The early days
In 2005, the International Organization for Migration (IOM) and USAID contacted the École de Traduction et d’Interprétation (ETI), University of Geneva, with an enquiry as to whether it could offer further training to interpreters operating at that time in Iraq. In response, ETI developed a 2-week programme to dispense the envisaged training. Of 14 students originally lined up for the course, only 4 managed to obtain visas to travel to Switzerland.
The knowledge within ETI on skill-acquisition, interpreter training and virtual learning was conducive to offering this training to candidates operating outside the specialized discipline of conference interpretation: the exercise involved a humanitarian dimension new to ETI’s experience.
Subsequently, the International Committee of the Red Cross (ICRC) approached ETI for the purpose of preparing and up-skilling the persons it assigned as interpreters in the field. After 2 such exercises, ETI was invited to present at an MIT-sponsored conference in Jordan on new technologies for development. It did so, on the basis of the data that it was beginning to collate from these experiences.
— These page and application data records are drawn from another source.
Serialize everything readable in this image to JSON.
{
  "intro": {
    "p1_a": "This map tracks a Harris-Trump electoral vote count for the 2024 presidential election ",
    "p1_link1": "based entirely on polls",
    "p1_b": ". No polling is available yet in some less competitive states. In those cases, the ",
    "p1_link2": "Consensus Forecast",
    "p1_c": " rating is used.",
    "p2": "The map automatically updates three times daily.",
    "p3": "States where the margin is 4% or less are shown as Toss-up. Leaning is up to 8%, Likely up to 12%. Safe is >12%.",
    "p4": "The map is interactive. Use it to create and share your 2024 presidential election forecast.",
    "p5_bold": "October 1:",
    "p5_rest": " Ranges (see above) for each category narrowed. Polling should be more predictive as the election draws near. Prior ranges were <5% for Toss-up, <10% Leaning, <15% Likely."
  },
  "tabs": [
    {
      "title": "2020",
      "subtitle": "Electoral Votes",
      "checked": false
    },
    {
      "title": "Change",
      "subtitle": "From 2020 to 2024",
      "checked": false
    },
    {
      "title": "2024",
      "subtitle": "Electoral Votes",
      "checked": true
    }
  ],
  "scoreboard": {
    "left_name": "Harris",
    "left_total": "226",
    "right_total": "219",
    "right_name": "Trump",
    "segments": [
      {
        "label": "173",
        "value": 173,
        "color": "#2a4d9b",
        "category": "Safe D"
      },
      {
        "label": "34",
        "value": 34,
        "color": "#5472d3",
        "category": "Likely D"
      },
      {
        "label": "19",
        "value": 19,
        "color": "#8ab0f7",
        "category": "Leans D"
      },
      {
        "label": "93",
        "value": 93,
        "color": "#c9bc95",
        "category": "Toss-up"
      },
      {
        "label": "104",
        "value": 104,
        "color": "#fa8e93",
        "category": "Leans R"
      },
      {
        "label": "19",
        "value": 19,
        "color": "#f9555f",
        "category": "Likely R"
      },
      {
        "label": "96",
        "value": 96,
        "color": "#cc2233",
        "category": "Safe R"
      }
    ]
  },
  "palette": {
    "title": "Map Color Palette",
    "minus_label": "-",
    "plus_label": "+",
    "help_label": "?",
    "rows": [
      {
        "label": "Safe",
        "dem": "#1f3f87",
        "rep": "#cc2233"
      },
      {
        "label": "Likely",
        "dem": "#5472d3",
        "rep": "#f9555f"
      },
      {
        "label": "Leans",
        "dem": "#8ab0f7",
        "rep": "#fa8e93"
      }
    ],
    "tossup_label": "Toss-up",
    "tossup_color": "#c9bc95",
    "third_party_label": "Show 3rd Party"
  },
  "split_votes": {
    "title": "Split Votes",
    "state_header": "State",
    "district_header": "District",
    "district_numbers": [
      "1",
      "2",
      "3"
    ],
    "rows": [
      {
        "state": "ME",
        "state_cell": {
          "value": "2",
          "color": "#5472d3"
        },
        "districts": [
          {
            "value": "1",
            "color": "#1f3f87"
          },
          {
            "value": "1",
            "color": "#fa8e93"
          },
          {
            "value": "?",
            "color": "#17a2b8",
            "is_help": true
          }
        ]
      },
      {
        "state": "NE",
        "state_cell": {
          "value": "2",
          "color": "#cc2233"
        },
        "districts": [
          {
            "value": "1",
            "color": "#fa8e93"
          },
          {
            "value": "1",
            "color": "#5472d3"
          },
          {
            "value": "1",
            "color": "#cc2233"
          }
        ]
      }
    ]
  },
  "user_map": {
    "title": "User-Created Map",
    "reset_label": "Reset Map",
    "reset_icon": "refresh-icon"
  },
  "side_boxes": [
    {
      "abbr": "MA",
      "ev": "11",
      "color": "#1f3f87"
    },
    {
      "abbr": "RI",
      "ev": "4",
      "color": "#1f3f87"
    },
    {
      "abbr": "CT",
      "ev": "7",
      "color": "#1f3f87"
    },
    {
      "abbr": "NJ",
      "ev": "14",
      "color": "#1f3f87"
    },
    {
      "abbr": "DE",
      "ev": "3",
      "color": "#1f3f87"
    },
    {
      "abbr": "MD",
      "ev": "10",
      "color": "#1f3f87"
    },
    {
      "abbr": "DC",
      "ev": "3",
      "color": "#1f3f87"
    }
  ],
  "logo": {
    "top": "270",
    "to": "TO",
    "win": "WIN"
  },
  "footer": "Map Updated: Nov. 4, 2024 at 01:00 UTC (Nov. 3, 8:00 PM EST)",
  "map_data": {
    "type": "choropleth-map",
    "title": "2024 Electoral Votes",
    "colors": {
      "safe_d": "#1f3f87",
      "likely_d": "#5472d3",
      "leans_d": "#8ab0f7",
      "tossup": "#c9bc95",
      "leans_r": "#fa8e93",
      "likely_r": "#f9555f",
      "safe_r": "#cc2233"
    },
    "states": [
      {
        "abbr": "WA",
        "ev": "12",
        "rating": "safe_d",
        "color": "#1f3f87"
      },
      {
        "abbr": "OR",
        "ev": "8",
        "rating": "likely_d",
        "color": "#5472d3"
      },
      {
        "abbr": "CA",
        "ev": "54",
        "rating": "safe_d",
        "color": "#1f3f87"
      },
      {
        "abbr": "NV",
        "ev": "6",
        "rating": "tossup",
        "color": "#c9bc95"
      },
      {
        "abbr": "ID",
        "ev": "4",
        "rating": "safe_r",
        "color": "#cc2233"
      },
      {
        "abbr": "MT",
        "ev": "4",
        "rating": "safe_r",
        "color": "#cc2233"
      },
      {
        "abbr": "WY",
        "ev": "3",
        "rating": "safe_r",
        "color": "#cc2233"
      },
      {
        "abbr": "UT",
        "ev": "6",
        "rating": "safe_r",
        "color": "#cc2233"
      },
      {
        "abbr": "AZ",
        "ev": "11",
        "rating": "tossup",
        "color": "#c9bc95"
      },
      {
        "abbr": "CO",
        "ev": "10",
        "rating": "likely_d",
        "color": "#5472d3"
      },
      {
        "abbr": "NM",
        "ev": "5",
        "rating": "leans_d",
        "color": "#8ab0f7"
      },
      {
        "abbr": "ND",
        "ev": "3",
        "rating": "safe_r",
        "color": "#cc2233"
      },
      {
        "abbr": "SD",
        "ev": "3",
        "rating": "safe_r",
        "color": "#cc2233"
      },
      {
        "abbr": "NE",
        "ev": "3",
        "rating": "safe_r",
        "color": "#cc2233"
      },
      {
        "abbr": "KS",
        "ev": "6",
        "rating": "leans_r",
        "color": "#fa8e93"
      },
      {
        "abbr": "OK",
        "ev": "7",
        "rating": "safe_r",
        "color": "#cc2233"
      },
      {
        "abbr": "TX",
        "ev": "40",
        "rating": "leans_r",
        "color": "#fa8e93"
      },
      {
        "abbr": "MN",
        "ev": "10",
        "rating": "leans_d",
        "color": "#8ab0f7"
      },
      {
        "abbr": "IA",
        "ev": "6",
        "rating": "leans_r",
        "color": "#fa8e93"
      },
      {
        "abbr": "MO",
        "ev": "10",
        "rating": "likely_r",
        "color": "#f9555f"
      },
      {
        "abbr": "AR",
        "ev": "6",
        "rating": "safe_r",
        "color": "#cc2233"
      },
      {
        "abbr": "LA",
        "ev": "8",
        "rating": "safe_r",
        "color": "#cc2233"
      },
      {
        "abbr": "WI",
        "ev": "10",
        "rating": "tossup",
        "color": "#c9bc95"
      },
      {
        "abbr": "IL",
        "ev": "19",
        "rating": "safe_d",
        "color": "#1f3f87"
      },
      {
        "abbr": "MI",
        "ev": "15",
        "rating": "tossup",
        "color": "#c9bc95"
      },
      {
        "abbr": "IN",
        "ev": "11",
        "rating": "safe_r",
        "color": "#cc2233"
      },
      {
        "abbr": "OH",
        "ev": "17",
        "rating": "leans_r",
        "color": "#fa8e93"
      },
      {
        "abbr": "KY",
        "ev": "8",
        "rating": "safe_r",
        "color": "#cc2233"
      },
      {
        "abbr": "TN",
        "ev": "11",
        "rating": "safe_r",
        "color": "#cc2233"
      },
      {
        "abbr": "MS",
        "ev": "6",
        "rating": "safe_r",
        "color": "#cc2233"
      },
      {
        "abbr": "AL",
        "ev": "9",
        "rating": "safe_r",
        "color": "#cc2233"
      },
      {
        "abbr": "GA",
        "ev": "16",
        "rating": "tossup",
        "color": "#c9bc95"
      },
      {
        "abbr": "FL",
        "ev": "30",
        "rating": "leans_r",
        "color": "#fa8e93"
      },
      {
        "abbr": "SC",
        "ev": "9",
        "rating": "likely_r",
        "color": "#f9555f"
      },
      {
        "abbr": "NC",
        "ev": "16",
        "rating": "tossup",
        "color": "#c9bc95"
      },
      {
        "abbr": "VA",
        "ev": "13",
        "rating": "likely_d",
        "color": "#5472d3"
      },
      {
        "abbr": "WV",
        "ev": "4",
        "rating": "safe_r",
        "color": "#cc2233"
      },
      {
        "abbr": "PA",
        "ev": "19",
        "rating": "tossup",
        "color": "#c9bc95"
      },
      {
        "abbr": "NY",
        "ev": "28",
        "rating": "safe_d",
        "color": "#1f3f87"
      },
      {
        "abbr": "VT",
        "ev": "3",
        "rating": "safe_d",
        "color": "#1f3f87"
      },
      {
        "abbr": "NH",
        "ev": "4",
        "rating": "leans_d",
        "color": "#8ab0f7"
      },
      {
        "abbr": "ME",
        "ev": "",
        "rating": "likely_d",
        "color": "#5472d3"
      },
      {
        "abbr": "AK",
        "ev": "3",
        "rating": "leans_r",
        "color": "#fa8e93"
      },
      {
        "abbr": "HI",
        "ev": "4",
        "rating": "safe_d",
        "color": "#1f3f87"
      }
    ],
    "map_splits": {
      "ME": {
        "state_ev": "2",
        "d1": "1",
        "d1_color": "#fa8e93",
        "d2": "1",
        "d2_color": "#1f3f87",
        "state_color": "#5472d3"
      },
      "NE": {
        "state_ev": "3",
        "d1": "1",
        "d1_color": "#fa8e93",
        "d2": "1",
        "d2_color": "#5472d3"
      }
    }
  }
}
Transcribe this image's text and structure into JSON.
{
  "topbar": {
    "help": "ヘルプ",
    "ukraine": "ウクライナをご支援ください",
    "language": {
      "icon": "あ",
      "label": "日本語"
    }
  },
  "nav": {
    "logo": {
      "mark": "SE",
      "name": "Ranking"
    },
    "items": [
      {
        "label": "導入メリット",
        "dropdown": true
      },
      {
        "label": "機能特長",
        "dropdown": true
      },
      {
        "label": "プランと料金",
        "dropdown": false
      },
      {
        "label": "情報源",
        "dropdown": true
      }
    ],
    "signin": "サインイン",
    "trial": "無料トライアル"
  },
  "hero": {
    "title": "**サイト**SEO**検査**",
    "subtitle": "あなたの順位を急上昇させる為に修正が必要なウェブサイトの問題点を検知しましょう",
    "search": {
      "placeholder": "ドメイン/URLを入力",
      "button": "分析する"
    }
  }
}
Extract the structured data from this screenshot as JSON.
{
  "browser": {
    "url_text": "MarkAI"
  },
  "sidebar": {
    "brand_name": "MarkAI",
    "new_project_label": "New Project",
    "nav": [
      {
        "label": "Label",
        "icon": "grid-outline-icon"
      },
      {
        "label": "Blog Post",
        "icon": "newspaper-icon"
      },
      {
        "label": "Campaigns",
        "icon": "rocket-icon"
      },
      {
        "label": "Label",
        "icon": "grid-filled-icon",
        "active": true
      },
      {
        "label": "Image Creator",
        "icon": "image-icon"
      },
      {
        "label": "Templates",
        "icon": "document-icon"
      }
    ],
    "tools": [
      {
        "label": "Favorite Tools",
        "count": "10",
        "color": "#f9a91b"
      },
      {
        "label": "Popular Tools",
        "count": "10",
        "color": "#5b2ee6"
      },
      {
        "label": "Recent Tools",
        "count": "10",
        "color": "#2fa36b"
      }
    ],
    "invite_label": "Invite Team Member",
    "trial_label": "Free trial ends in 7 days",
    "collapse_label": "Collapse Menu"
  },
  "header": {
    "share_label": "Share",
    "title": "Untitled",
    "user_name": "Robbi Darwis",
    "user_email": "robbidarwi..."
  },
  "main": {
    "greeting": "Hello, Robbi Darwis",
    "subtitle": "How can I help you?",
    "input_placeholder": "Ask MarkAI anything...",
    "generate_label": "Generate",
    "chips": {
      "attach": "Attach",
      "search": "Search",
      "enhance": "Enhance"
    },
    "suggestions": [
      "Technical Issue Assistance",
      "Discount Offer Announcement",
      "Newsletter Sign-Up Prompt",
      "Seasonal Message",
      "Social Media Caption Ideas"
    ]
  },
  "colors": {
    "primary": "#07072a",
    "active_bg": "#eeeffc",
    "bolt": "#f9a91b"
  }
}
That presentation addressed several challenges for the future: the ethics of interpreting in fragile contexts, as well as the need to train not only the interpreters themselves but also the officers of the institutions for whom they would be working. That personnel needed a better understanding of the interpreter’s role and of how they could better utilize the interpreter’s skills.
The evaluation of these experiences also highlighted that there were conflicting constraints between:
- an institution’s wish to place its interpreters on a professional footing; and
- an institution’s willingness to invest in the right environment conducive to the in-depth acquisition of the related professional skills.
This militated in favour of blended learning (in the field and virtual), and the time required for success in the virtual component could not be under-estimated.
At this point, the Project, gaining publicity, was known as the Centre for Interpreting in Zones of Crisis and War; a Portal was installed on the University website and the title of InZone was adopted (standing for “Centre for Interpreting in Conflict Zones”, the war component having been removed).